In a previous article I migrated my system to root on ZFS, that it also boots from.
When I did that the recommended size was 64K, however with FreeBSD 11 that is too small so to be able to upgrade I need to increase it in size.
I’ve seen some articles say that you need to remove and recreate the pool to do it, but I figured there must be an easier way…
I found plenty of posts with scripts that automated the firmware upgrade for UCS servers running VMware ESXi. I did however not think they were “safe” enough, so I wrote my own.
It will update the firmware of all the hosts in the specified cluster, one host at a time.
It requires UCS Powertool 2.x and VMware PowerCLI 6.x. It logs the relevant steps with time stamps, so you’ll know whats happening.
It does the following:
1. Get the ESXi-hosts in the cluster to work in.
2. Dismounts VMware tools(would prevent putting a host in maintenance mode) on VMs running on the host.
3. Takes the first(added to the cluster, not name) host and puts it in maintenance mode.
4. Records the MAC address of vmnic0 for that host.
5. Shuts down the host.
6. Checks in UCS Manager which Service Profile matches that MAC address.
7. Verifies that the matching server is powered off.
8. Applies the firmware policy specified.
9. Acknowledges the reboot.
10. Waits until the server operational states goes from “config” to “ok”.
11. Waits for the server to reconnect in vCenter.
12. Exits the host from maintenance mode.
13. Repeats the process from step 2 with the rest of the hosts in the cluster.
Like many others, it seems, I got the dreaded “mosh-server needs a UTF-8 native locale to run.” when trying to use mosh from my OSX laptop to my FreeBSD server.
I tried the stuff google suggested, but nothing worked. What eventually solved the problem for me was adding the following to .bash_profile on my OSX client:
My old Core 2 Duo server from 2007 has been with me for a little too long now. Its an old workstation from a previous job. But I haven’t really found any alternatives that fit both my requirements and budget, until now.
My requirements were a passively cooled(low TDP) mITX board with an integrated CPU(with decent performance), at least 4 SATA ports, an HDMI port and DDR3 SO-DIMM slots. For no more than about 80 USD. Until Intel released the Bay Trail CPU family there was nothing that could fill those requirements. So when I saw that Asrock released their Q1900-ITX board, I ordered one.
Bleeding edge hardware and FreeBSD requires some tweaking though…
Posted in FreeBSD
Tagged asrock q1900, atom, bay trail, baytrail, celeron, freebsd, intel, j1800, j1900, pentium, silvermont
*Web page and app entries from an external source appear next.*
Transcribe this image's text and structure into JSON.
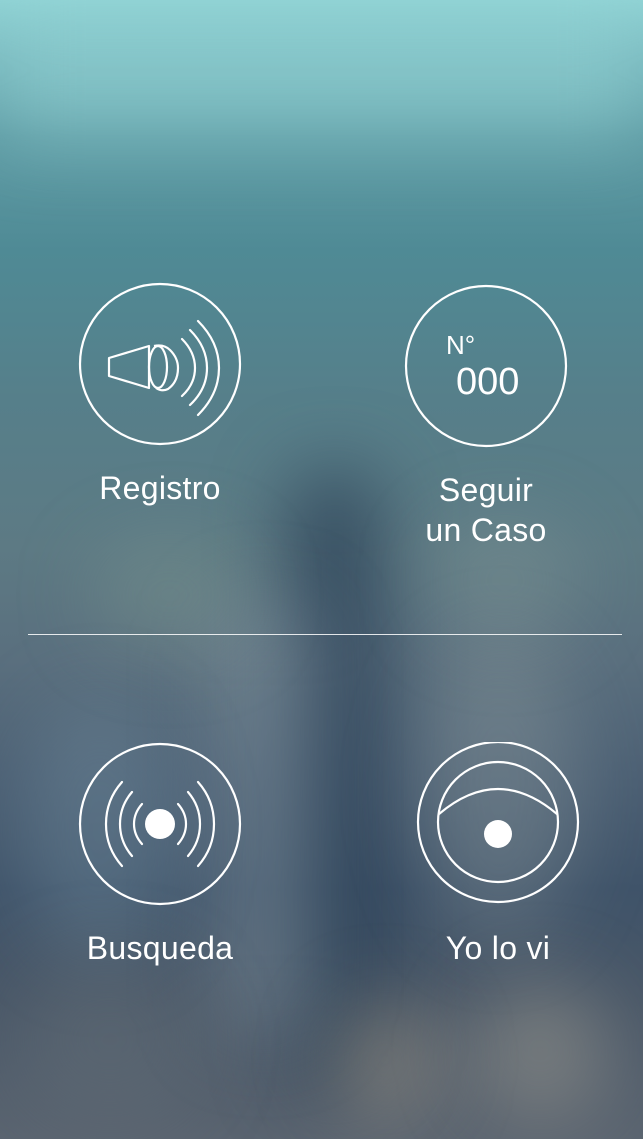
{
  "menu": {
    "registro": {
      "label": "Registro",
      "icon": "megaphone-icon"
    },
    "seguir": {
      "label_line1": "Seguir",
      "label_line2": "un Caso",
      "icon": "case-number-icon",
      "number_prefix": "N°",
      "number": "000"
    },
    "busqueda": {
      "label": "Busqueda",
      "icon": "signal-broadcast-icon"
    },
    "yolovi": {
      "label": "Yo lo vi",
      "icon": "eye-icon"
    }
  },
  "colors": {
    "foreground": "#ffffff",
    "sky": "#8fd2d4",
    "city": "#3f5369"
  }
}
Here I will post ipk packages of telldus-core built for various OpenWRT architectures(they are built for Attitude Adjustment 12.09). I have detailed how to build it yourself in a previous post, but it is a bit complicated to do. Especially if you’re not used to compiling stuff, or Linux at all. So the packages below can simply be SCP’d to your router and then installed by running: Continue reading
Posted in Linux, OpenWRT, Tellstick
Tagged 12.09, allnet, ar7xx, asus, atheros, attitude adjustment, binary, brcm47xx, brcm63xx, broadcom, cisco, d-link, dlink, iomega, ipk, ixp4xx, kirkwood, linksys, netgear, openwrt, opkg, packages, prebuilt, qnap, seagate, telldus, telldus-core, tellstick, tp-link
If you have a Dovado router you can supposedly plug in a Tellstick from the get go.
But for any other router, some work is required. This is another post mostly for my own reference, but hopefully it’ll be useful for you too.
First of, you should install OpenWRT on your router(it obviously needs to be one with a USB port). That way you can build and install whatever software you want. And since Telldus provides a source package that you can compile, that makes it a lot easier.
Posted in Android, Automation, Linux, OpenWRT, Tellstick
Tagged android, automation, linux, openwrt, remotestick, router, tasker, telldus, telldus-core, tellstick
Tried installing EMC SRDF SRA 5.1 on my new VMware Site Recovery Manager 5.1 server. It installed fine, but apparantly didn’t create an EMC Symmetrix folder under the sra-folder as it should. After a bit of googling and searching the forums on Powerlink I gave up and contacted EMC support. Turns out it currently doesn’t work when SRM is installed somewhere other than C: and they had no solution to it.
I’m browsing my mediashare via CIFS/SMB, and also from my Mac.
The Mac creates some temporary folders and files everywhere, which aren’t visible on the Mac but are there when I browse in XBMC. Quite annoying. Removing them won’t help as they reappear, so figured I’d hide them instead.
This is accomplished by adding the following line to smb.conf and restarting samba.
Posted in XBMC
Tagged afp, afpd, appledb, appledouble, htpc, mac, netatalk, network trash folder, os x, osx, temporary items, xbmc